▶ _Assignment_
Print all of the records below again without a single difference.

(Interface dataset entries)
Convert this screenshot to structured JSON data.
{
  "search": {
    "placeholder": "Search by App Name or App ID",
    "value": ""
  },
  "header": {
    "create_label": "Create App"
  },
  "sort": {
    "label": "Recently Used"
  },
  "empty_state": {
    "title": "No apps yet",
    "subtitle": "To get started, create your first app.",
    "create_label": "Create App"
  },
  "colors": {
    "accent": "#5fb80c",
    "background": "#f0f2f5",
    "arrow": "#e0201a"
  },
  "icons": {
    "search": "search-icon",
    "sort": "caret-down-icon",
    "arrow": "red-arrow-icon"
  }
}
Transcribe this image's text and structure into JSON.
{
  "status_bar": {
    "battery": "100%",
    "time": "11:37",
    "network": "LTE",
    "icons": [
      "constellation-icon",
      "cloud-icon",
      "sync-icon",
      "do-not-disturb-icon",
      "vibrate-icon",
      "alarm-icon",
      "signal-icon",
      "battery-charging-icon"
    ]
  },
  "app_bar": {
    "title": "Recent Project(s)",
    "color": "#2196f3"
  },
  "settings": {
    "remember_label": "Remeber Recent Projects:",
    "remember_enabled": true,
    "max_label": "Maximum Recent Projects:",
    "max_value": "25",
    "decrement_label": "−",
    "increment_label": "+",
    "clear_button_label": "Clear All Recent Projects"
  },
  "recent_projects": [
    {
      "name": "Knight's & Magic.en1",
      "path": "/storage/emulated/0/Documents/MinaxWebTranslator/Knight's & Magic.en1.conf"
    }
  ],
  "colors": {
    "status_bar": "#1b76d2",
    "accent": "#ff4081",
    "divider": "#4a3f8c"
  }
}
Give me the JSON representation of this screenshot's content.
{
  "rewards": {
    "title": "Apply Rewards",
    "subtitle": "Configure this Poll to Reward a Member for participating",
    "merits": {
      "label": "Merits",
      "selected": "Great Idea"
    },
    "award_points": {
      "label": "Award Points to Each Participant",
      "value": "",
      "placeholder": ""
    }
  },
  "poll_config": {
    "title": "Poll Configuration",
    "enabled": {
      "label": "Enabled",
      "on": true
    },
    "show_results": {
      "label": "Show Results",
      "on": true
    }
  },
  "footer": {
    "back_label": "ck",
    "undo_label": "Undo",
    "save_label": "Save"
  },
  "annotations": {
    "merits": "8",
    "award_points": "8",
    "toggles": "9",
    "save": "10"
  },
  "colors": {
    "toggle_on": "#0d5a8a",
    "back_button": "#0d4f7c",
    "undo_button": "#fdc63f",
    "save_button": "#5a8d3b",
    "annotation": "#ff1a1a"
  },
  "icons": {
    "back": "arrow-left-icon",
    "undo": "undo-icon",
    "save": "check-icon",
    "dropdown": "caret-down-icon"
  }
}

▶ _Output_
Convert this screenshot to structured JSON data.
{
  "search": {
    "placeholder": "Search by App Name or App ID",
    "value": ""
  },
  "header": {
    "create_label": "Create App"
  },
  "sort": {
    "label": "Recently Used"
  },
  "empty_state": {
    "title": "No apps yet",
    "subtitle": "To get started, create your first app.",
    "create_label": "Create App"
  },
  "colors": {
    "accent": "#5fb80c",
    "background": "#f0f2f5",
    "arrow": "#e0201a"
  },
  "icons": {
    "search": "search-icon",
    "sort": "caret-down-icon",
    "arrow": "red-arrow-icon"
  }
}
Transcribe this image's text and structure into JSON.
{
  "status_bar": {
    "battery": "100%",
    "time": "11:37",
    "network": "LTE",
    "icons": [
      "constellation-icon",
      "cloud-icon",
      "sync-icon",
      "do-not-disturb-icon",
      "vibrate-icon",
      "alarm-icon",
      "signal-icon",
      "battery-charging-icon"
    ]
  },
  "app_bar": {
    "title": "Recent Project(s)",
    "color": "#2196f3"
  },
  "settings": {
    "remember_label": "Remeber Recent Projects:",
    "remember_enabled": true,
    "max_label": "Maximum Recent Projects:",
    "max_value": "25",
    "decrement_label": "−",
    "increment_label": "+",
    "clear_button_label": "Clear All Recent Projects"
  },
  "recent_projects": [
    {
      "name": "Knight's & Magic.en1",
      "path": "/storage/emulated/0/Documents/MinaxWebTranslator/Knight's & Magic.en1.conf"
    }
  ],
  "colors": {
    "status_bar": "#1b76d2",
    "accent": "#ff4081",
    "divider": "#4a3f8c"
  }
}
Give me the JSON representation of this screenshot's content.
{
  "rewards": {
    "title": "Apply Rewards",
    "subtitle": "Configure this Poll to Reward a Member for participating",
    "merits": {
      "label": "Merits",
      "selected": "Great Idea"
    },
    "award_points": {
      "label": "Award Points to Each Participant",
      "value": "",
      "placeholder": ""
    }
  },
  "poll_config": {
    "title": "Poll Configuration",
    "enabled": {
      "label": "Enabled",
      "on": true
    },
    "show_results": {
      "label": "Show Results",
      "on": true
    }
  },
  "footer": {
    "back_label": "ck",
    "undo_label": "Undo",
    "save_label": "Save"
  },
  "annotations": {
    "merits": "8",
    "award_points": "8",
    "toggles": "9",
    "save": "10"
  },
  "colors": {
    "toggle_on": "#0d5a8a",
    "back_button": "#0d4f7c",
    "undo_button": "#fdc63f",
    "save_button": "#5a8d3b",
    "annotation": "#ff1a1a"
  },
  "icons": {
    "back": "arrow-left-icon",
    "undo": "undo-icon",
    "save": "check-icon",
    "dropdown": "caret-down-icon"
  }
}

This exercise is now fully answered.